A new British musical based on a local story is being premiered in Sheffield. Theatre correspondent Nick Ahad reports.
The concept of a concept album is nothing new. The concept of a concept album becoming a stage musical, also, not unprecedented.
They are both, however, increasingly rare beasts and should be celebrated whenever a new one comes along.
Step forward – indeed, into the limelight– Everybody’s Talking About Jamie, a new British musical that is essentially a concept album come to life.
The show, which receives its premiere at Sheffield Crucible on Monday, is already generating a huge amount of buzz.
New British musicals often go through a long and torturous route to the stage, but to hear Dan Gillespie Sells talk about it, it’s a fairly simple, and incredibly showbiz, process.
“I knew Michael Ball from being on his radio show. I had been talking to him about the fact that I’d love to write something for the theatre and he put me in touch with a director he knows,” says Gillespie Sells.
He says this like it’s the most natural thing in the world for Michael Ball to give you a call and see if you fancy working with a director friend of his and for Gillespie Sells it kind of is. He is, after all, the frontman of chart-topping pop band The Feeling.

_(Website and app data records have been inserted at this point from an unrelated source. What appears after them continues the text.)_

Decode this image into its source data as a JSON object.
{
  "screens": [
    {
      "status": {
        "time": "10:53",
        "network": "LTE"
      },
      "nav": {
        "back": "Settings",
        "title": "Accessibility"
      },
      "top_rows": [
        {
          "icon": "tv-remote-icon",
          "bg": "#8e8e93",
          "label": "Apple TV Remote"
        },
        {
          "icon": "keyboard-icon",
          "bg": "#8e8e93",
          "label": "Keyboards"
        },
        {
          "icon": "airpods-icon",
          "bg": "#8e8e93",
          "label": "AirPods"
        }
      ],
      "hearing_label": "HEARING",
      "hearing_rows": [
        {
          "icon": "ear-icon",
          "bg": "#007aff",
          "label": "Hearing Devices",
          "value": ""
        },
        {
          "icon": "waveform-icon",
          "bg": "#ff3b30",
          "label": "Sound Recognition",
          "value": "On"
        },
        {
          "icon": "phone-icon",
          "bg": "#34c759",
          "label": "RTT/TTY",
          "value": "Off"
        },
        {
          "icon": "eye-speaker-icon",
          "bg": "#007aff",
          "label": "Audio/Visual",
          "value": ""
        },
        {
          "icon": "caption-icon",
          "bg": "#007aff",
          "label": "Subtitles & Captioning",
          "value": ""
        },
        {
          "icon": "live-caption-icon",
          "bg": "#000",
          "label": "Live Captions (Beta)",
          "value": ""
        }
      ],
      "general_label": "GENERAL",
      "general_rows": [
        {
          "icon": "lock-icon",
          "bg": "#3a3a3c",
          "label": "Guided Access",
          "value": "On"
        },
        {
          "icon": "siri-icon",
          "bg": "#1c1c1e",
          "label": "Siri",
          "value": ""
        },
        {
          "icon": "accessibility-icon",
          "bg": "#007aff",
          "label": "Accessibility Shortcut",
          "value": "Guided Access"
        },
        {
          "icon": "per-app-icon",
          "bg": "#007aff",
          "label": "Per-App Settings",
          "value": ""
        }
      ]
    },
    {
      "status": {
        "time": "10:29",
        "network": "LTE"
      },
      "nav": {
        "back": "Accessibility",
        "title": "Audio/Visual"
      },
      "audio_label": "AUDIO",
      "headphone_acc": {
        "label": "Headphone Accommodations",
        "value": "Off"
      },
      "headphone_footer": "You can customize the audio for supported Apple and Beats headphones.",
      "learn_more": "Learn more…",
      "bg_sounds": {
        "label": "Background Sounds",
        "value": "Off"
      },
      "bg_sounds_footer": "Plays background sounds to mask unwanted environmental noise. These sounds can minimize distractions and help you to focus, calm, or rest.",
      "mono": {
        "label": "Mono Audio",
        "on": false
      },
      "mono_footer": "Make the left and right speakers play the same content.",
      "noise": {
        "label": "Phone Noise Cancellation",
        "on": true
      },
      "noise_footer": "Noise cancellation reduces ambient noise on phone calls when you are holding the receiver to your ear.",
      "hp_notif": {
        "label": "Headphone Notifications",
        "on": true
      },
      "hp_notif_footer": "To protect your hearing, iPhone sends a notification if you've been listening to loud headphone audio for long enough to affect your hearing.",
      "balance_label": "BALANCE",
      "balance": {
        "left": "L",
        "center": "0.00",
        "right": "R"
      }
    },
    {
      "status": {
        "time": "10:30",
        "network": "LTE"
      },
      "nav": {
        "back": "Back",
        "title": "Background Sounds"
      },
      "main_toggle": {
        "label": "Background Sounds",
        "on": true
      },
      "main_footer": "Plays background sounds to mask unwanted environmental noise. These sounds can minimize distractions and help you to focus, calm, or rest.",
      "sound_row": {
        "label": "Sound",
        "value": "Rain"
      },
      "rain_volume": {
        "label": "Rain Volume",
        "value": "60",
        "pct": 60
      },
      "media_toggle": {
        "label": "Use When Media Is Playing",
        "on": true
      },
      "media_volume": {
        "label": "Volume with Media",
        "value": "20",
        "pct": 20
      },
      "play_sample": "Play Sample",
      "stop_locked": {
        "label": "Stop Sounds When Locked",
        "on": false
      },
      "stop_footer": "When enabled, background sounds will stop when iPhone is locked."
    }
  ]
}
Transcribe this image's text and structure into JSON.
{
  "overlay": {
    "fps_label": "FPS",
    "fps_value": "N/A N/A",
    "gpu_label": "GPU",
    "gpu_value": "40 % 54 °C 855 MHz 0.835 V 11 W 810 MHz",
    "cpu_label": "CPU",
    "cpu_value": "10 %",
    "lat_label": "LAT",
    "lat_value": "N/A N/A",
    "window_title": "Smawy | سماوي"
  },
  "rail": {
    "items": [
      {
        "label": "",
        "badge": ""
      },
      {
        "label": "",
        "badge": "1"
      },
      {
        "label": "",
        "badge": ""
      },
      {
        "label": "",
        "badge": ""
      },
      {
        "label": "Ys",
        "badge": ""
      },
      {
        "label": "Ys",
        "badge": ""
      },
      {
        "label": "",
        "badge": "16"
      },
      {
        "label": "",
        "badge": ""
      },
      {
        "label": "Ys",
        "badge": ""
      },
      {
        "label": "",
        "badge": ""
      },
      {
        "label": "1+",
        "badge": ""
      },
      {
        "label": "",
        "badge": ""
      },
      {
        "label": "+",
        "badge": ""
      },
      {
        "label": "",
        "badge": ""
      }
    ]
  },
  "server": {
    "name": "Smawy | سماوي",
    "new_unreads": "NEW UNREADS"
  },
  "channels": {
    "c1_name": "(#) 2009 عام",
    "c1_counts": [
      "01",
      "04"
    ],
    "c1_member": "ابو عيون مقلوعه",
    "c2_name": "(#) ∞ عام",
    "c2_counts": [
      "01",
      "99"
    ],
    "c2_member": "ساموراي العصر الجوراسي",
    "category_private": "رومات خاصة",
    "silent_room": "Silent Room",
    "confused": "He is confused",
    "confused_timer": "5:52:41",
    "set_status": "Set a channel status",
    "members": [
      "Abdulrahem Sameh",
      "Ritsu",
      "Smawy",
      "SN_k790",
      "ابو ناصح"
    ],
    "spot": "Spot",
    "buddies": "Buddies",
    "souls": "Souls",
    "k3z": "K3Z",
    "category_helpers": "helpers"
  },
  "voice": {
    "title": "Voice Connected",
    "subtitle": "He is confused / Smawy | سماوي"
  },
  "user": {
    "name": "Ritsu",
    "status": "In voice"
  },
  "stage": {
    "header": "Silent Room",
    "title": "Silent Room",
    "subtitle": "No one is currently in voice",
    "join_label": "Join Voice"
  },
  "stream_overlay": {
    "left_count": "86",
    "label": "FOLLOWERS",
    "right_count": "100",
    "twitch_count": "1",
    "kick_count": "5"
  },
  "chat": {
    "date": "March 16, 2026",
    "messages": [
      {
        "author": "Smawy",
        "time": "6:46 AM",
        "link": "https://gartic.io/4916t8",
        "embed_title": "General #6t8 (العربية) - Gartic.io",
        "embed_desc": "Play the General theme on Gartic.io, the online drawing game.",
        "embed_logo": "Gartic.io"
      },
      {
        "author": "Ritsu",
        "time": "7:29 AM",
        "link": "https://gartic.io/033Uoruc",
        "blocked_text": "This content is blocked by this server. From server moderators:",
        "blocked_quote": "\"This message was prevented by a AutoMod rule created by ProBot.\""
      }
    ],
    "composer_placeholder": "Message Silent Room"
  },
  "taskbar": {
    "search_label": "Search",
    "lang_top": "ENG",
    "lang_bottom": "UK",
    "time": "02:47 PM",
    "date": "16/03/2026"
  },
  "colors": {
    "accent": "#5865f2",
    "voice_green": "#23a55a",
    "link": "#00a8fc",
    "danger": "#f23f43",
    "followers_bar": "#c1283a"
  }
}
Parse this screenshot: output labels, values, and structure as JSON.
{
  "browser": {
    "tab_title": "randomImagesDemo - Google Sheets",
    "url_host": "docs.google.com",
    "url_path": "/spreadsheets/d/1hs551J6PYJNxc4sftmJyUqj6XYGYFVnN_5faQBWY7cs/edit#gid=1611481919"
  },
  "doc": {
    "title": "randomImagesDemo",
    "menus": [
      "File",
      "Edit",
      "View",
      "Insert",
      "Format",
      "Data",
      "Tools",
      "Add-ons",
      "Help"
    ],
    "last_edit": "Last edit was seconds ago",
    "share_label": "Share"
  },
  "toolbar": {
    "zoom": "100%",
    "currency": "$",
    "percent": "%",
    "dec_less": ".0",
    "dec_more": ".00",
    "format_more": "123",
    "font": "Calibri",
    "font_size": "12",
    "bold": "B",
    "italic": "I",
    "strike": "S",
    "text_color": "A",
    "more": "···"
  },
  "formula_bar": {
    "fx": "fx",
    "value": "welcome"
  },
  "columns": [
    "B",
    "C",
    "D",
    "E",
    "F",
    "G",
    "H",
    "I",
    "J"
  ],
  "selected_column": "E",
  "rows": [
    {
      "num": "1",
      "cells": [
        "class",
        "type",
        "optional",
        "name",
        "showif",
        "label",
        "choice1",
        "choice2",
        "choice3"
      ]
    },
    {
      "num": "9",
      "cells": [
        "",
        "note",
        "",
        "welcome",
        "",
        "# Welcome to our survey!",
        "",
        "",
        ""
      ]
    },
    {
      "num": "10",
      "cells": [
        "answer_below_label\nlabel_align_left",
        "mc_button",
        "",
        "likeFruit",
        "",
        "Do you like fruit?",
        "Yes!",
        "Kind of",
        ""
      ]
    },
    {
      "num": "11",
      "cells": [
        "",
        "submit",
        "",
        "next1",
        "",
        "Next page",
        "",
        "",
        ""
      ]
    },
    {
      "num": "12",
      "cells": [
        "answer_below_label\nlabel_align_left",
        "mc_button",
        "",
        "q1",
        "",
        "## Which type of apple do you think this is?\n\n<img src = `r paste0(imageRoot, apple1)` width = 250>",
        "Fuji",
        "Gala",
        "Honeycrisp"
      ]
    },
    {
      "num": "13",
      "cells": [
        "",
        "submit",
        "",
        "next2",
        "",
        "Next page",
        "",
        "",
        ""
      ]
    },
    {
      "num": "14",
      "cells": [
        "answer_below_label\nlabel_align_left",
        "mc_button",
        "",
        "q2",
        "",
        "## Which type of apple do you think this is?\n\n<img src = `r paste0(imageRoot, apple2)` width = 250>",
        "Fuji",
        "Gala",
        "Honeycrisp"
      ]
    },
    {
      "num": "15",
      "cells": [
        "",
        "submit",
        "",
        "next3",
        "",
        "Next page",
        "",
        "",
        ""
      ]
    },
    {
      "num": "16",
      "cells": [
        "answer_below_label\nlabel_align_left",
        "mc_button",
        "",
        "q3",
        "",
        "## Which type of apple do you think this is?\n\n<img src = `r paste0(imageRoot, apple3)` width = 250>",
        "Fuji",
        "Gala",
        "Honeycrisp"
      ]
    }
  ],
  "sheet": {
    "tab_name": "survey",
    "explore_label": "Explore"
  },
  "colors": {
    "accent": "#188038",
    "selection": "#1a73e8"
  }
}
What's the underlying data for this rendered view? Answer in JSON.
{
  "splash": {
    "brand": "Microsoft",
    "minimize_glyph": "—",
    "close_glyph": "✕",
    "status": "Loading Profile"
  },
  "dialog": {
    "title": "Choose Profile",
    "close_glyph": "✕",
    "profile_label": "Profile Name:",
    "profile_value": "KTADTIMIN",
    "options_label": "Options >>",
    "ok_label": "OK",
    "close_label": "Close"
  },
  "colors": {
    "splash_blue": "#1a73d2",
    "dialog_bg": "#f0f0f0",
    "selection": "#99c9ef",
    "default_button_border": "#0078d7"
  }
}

There was another showbiz meeting which led to Gillespie Sells pairing up with Tom MacRae, the writer of Everybody’s Talking About Jamie. “I was at a demonstration against Pope Ratzinger (Pope Benedict XVI) and his stance on using condoms to prevent the spread of HIV and my friend Russell Tovey introduced me to a mutual friend of his who turned out to be Tom.”
MacRae is a former Doctor Who writer who created the TV comedy Threesome.“We just hit it off straight away and realised we had a lot of common interests and realised very quickly that we would like to work with each other,” says Gillespie Sells.
It may seem on the face of it a pretty showbiz meeting: a pop star, one of the hottest young actors of his generation and a writer of one of TV’s biggest shows. Gillespie Sells insists it’s not quite so rarified. “A human being spoke to another human being and that’s how it happened. We’re just two human beings who have a common interest and wanted to work with each other.”
So the beginnings of a dream team were in place. There was Gillespie Sells, the frontman and songwriter of a band whose first album sold over one million copies and who in 2007 won the Ivor Novello award for Song Writer of the year, and there was MacRae, an accomplished writer of novels and TV shows.
They just needed a director. That’s when Michael Ball came in.
“He called me and asked if I was serious about wanting to do a musical and asked if I wanted to meet a director.”
The director was Jonathan Butterell and the final piece of the creative team slotted into place.
Coincidentally Butterell had had a meeting with Daniel Evans, then the artistic director of Sheffield Theatres. He wanted to turn the story of a Sheffield boy into a piece of theatre.
The Sheffield boy was Jamie Campbell, who became the centre of a media story when the BBC made a documentary about his campaign to be allowed to attend school dressed as a girl.
All three of the creative minds behind the show knew that this was a story they wanted to tell.
It was only a couple of years ago and now they are ready for the world premiere of their show.
When we speak, Gillespie Sells is in confident mood.
“As a songwriter I tend to naturally avoid cliche, which is something I think we all thought was important to do with this project,” he says. “New British musicals are a really hard and expensive thing to make, to get off the ground, but we were determined to make this work and we were also determined that it would be something genuinely fresh and exciting.
“Our attitude has always been that, as it’s so hard to make a musical, why not do something that hasn’t been done before. It was important to us that it was something fresh and new.”
While the show is the story of a boy who has to fight to live his life the way he wants to, which means dressing in drag, it’s also, says Gillespie Sells, a story about the relationship between a mother and a son. Even though it has this coming of age battle at its heart, one has to wonder if having a writer like Gillespie Sells involved means that the cliches of musical theatre are deftly sidestepped.
“It’s like a pop video come to life,” he says. “Coming from the world of music to something like this is in many ways very refreshing. The biggest difference is that in theatre people get paid peanuts, but that means everyone is in for it for the passion.
“Everyone is involved because they really love what they are doing and that passion is hopefully going to show on stage.”
So it all looks set to be another hit. There is great industry buzz about a brand new British musical. There is the impressive and magnificent stage of the Crucible. There is an Ivor Novello winning writer, a well established TV writer and a theatre director with huge experience under his belt. There is just one more element of this new musical that needs to be addressed. The fact that it’s about someone’s real life.
“Jamie has been brilliant,” says Gillespie Sells.
“It feels like we have rewritten parts of his life story, so it was so important that he was happy with what we were doing.”
“He has been brilliant, he’s been into rehearsals a few times and seems really happy.”